First, you must…
- see non-branded keyword demand for what you are solving.
- have enough marketing resources.
SEO is a knowledge base and not a skillset for creation, so most small businesses won’t benefit enough from it. You need existing assets, and/or a multi-functional team capable of building a product, to justify SEO.
Many companies hire an agency that appears to have a track record. If things go awry, at least the manager isn’t blamed for making a poor decision. This seemingly careful way to address SEO could backfire when facing a real SEO problem though.
Have you worked in a typical agency? Junior-level associates do most of the work, and they are pulled in many directions. The most experienced in SEO usually get promoted to management, becoming too busy or having left for in-house already.
A consultant can help when they bring expertise. They tend to focus on a handful of projects so you get proper attention. However, good ones are specialized so aren’t ideal like agencies to get holistic marketing campaigns up & running.
Bringing someone in-house could help, but you’ll have an inefficient employee for all but the largest enterprises and perhaps a lack of experience.
What makes SEO exceptional today is not someone writing content & building links but capable of integrating best practices across the larger marketing effort.

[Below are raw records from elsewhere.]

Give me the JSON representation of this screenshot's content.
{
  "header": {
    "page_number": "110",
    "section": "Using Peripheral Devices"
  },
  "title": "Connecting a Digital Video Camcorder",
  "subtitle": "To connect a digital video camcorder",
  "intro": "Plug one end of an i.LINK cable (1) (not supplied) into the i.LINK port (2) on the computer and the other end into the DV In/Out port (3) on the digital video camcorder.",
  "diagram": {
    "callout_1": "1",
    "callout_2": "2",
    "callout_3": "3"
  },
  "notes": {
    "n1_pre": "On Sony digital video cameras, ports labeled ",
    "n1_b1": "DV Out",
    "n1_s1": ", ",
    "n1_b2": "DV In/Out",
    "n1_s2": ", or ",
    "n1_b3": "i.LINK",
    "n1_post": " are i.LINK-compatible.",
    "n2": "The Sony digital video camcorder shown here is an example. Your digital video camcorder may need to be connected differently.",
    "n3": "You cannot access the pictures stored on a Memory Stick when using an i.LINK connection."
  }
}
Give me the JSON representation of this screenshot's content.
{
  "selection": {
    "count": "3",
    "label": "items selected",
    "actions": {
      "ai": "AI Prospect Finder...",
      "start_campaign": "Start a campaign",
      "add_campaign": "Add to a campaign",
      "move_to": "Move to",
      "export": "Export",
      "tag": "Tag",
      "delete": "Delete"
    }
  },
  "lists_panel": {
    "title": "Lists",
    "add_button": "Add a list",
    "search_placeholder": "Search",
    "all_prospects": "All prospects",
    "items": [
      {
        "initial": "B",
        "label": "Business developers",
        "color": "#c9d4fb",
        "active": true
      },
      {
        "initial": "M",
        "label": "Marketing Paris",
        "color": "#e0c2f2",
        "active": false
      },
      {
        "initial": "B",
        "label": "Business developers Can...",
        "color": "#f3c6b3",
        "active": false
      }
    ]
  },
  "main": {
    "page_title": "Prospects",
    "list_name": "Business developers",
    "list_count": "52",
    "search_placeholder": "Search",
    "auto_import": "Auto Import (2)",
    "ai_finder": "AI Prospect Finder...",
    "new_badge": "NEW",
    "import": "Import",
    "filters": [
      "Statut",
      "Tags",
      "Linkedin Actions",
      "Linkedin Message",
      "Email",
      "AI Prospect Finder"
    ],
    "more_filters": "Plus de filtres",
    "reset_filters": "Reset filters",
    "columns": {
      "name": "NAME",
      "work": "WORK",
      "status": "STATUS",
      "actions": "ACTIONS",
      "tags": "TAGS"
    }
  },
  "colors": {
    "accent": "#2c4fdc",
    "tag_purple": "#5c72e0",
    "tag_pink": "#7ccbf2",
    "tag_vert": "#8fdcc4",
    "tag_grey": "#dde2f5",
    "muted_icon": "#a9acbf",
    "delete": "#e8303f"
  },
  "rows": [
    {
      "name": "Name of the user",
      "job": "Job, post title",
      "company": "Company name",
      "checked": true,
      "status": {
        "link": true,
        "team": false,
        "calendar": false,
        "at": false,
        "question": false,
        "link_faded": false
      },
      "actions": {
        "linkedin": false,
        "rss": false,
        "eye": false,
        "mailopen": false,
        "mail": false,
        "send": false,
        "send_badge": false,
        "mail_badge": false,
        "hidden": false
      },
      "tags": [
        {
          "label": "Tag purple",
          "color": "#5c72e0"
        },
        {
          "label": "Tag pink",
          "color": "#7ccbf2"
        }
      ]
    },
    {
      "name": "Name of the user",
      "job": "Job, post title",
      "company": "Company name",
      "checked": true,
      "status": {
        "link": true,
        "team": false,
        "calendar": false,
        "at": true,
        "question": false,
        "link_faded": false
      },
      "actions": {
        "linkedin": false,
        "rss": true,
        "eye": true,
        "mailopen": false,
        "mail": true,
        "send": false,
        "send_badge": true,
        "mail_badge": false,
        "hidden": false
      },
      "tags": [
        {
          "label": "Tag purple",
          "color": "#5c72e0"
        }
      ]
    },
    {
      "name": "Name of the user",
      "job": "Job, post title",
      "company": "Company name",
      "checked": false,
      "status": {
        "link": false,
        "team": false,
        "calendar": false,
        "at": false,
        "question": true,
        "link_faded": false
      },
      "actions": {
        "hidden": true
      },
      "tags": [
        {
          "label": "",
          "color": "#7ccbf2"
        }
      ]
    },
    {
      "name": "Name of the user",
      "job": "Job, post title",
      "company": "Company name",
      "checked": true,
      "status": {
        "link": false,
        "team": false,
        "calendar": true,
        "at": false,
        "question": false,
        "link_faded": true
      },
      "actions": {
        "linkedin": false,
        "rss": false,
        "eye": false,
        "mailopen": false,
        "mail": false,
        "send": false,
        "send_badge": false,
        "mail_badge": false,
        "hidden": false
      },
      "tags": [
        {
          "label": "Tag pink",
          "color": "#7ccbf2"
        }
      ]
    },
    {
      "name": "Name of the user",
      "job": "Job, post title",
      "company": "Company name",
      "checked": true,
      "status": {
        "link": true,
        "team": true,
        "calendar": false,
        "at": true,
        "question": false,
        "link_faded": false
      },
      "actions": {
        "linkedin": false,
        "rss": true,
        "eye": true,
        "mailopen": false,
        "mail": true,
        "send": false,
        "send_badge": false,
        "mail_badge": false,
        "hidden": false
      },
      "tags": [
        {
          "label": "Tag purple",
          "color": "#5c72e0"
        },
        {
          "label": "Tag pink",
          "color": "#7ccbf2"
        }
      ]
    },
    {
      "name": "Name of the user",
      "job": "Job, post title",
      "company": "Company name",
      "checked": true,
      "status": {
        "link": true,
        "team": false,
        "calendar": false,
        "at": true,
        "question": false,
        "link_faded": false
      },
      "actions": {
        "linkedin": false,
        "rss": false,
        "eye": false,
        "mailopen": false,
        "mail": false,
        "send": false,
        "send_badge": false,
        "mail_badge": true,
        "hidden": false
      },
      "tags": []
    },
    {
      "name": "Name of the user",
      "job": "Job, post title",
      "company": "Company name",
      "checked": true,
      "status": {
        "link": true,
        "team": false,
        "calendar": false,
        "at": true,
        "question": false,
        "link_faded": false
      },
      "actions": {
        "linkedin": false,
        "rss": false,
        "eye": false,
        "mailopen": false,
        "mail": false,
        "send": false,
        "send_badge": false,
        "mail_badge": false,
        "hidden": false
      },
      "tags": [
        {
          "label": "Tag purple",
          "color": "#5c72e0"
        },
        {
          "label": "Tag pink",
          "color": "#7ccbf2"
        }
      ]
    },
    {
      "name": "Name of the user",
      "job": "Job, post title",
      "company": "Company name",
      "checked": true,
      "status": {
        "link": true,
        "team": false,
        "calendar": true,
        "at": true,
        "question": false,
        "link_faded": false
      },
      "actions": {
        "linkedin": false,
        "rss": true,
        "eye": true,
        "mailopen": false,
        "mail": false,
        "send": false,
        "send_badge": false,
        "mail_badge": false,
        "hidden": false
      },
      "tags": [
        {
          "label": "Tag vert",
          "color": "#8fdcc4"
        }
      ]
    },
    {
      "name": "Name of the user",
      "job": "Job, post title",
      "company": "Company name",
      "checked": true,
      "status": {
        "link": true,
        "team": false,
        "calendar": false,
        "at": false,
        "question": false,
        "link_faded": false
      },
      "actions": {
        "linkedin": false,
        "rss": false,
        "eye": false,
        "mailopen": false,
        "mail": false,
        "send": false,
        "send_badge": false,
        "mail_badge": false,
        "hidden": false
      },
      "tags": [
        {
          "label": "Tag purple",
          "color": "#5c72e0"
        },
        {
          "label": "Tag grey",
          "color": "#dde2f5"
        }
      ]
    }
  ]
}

For instance, UX/UI is vital for SEO because it limits clickbacks to the search results that harms keyword rankings. A good SEO recognizes opportunities like breadcrumbs. Still, they can’t make a visually appealing yet functional website.
Like any complex problem, the key to finding the right solution is to address it as specifically as possible.
- are a midsize business with a multi-functional marketing team.
- have found clear non-branded search intent for the problems you solve.
- will encounter real SEO problems.
…then partnering with a consultant will be a great fit.
Test out someone with proven experience that can explain SEO problems they’ve solved. Industry knowledge is mostly overrated. Begin with small projects to ensure good & prompt work, transitioning to a retainer as they show their value.